---- Excerpted data

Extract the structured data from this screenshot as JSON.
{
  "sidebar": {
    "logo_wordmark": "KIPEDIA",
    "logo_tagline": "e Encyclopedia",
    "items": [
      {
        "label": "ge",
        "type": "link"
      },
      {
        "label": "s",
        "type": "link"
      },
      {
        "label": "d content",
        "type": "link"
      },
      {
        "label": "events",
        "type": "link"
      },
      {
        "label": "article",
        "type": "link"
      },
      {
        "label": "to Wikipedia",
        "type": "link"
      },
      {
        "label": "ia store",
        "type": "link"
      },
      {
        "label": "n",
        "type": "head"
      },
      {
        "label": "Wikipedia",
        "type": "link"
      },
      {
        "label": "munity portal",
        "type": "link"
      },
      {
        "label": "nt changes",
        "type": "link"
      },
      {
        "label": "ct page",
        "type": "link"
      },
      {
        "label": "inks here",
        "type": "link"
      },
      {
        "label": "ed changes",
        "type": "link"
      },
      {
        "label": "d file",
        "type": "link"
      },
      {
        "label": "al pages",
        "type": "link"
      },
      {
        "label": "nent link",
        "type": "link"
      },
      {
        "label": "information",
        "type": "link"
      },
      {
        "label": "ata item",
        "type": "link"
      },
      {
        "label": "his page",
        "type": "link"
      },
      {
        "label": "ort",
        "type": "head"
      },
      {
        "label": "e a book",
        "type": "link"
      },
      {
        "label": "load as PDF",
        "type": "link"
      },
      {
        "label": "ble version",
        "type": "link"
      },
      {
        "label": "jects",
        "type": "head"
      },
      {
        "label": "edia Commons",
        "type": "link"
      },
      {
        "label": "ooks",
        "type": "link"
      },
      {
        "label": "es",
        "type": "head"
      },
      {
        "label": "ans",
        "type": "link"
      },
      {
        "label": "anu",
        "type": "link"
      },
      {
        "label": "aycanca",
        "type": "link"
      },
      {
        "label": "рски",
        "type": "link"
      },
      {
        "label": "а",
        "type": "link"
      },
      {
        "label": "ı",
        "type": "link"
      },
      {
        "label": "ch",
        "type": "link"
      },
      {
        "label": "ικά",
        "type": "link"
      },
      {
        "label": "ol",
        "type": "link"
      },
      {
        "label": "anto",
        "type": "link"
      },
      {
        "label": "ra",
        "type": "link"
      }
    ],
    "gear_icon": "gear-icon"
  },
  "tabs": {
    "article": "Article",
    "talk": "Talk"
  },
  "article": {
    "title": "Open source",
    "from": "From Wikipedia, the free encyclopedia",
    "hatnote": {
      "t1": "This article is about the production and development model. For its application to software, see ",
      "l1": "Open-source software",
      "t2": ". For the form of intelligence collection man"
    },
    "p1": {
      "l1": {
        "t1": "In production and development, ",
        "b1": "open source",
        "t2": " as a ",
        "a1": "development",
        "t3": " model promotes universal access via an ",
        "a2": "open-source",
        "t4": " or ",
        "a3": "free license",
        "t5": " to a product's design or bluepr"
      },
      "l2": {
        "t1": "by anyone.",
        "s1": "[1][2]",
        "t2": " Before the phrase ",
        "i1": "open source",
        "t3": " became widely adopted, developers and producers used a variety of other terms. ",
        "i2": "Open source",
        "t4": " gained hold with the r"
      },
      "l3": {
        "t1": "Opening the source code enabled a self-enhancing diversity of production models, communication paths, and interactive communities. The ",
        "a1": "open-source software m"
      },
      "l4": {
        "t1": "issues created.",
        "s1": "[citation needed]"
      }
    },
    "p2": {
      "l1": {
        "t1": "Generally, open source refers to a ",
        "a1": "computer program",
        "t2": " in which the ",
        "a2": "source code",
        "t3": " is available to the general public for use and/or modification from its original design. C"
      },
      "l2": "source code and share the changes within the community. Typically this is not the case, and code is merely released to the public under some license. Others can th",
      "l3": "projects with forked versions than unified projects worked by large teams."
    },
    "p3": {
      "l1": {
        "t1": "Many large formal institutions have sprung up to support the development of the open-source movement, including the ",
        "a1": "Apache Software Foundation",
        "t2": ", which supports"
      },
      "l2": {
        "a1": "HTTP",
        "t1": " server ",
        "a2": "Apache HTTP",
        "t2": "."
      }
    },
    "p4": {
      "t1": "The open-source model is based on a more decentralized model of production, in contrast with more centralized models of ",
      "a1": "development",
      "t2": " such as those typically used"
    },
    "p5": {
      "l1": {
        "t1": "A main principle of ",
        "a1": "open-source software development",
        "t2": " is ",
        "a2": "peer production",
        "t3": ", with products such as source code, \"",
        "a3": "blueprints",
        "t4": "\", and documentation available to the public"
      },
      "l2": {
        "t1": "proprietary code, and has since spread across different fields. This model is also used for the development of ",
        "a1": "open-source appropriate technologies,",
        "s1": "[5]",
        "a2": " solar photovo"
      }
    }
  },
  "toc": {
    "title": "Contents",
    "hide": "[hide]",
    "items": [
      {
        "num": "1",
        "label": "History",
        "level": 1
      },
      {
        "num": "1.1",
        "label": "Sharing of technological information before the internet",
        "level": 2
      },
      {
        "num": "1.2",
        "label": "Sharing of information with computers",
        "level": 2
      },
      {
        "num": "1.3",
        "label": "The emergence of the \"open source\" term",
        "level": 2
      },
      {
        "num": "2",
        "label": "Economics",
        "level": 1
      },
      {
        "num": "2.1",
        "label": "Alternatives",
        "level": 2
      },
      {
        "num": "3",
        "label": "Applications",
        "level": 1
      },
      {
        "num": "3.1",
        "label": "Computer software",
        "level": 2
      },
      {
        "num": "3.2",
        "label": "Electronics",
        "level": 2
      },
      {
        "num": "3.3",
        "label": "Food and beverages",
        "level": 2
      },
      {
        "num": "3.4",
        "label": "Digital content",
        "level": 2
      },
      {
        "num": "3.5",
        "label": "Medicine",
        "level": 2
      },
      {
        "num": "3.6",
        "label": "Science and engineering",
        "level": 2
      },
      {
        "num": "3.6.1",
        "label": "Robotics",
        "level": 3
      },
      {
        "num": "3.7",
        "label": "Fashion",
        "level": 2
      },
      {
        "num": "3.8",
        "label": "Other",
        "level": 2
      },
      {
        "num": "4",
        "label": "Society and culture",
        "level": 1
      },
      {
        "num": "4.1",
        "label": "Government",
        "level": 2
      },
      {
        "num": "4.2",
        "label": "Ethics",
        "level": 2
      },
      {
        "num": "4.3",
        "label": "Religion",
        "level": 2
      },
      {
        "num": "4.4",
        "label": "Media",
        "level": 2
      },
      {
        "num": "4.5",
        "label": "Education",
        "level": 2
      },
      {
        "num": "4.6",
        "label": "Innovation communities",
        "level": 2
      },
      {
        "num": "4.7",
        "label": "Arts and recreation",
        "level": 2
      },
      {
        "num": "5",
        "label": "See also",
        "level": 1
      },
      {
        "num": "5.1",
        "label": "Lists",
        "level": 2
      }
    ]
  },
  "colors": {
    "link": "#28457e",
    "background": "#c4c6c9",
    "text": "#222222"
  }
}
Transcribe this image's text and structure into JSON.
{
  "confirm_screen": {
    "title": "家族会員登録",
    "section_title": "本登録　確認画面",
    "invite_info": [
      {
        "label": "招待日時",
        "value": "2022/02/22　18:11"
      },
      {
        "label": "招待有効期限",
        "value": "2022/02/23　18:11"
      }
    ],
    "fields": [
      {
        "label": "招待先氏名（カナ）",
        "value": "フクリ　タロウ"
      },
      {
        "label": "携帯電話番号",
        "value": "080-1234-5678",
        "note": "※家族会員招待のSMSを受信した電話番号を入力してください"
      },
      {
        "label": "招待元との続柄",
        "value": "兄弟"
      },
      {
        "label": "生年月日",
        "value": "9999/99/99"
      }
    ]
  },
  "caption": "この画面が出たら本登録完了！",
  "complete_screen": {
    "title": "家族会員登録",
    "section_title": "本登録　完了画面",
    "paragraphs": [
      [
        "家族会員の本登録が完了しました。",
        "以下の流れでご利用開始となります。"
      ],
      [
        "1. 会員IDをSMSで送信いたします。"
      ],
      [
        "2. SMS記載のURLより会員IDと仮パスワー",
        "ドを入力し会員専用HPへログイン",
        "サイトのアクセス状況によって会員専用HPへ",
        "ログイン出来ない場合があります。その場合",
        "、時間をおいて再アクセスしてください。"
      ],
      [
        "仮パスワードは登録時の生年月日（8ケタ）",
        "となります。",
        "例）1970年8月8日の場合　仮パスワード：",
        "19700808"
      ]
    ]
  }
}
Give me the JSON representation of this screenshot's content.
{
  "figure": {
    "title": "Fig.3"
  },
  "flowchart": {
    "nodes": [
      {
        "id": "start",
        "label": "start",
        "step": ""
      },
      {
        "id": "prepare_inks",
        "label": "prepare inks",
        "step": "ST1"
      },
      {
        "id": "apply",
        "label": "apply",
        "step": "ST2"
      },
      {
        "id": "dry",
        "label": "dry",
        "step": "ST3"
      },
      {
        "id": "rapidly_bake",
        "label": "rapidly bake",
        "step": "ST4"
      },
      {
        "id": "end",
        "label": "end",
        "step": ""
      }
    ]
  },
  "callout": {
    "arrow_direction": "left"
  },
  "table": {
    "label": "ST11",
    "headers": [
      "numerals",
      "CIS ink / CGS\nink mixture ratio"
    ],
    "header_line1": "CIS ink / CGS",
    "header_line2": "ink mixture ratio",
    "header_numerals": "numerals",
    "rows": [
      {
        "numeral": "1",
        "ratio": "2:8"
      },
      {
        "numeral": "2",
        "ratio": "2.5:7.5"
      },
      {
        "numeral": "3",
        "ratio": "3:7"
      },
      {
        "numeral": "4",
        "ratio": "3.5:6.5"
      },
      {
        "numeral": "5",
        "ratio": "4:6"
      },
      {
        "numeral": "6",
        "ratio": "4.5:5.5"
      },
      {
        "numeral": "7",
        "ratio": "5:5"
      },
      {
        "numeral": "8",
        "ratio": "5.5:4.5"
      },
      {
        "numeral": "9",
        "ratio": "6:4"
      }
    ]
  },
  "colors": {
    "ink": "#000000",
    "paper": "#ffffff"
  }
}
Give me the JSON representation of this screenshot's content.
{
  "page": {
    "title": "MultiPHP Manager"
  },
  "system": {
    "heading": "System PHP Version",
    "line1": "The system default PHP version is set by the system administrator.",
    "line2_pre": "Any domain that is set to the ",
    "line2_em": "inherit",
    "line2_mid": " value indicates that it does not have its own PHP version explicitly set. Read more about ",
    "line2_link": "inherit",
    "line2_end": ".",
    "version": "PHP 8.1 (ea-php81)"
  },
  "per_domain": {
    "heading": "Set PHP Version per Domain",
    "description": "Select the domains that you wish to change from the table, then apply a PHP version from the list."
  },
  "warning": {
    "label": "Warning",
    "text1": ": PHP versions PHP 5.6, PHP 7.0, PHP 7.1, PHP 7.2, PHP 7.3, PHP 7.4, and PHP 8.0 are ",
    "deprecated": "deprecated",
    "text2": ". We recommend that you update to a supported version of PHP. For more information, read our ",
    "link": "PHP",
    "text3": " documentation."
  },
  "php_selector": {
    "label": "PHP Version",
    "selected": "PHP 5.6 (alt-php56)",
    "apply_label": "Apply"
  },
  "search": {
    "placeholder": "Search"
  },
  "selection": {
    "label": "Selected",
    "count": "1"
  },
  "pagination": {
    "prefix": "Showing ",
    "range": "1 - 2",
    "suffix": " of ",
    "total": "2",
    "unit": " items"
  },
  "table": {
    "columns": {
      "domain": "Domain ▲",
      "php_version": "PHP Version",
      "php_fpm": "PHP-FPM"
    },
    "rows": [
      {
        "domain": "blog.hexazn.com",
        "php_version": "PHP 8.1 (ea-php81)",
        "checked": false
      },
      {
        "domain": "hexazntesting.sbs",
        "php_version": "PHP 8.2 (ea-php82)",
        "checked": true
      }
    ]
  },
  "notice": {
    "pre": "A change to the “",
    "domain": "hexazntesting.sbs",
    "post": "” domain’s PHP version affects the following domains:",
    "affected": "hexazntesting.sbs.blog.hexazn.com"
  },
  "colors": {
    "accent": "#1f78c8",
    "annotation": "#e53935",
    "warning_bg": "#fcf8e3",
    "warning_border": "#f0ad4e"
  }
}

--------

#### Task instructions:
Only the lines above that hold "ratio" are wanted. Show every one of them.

#### Output for this exercise:
      "CIS ink / CGS\nink mixture ratio"
    "header_line2": "ink mixture ratio",
        "ratio": "2:8"
        "ratio": "2.5:7.5"
        "ratio": "3:7"
        "ratio": "3.5:6.5"
        "ratio": "4:6"
        "ratio": "4.5:5.5"
        "ratio": "5:5"
        "ratio": "5.5:4.5"
        "ratio": "6:4"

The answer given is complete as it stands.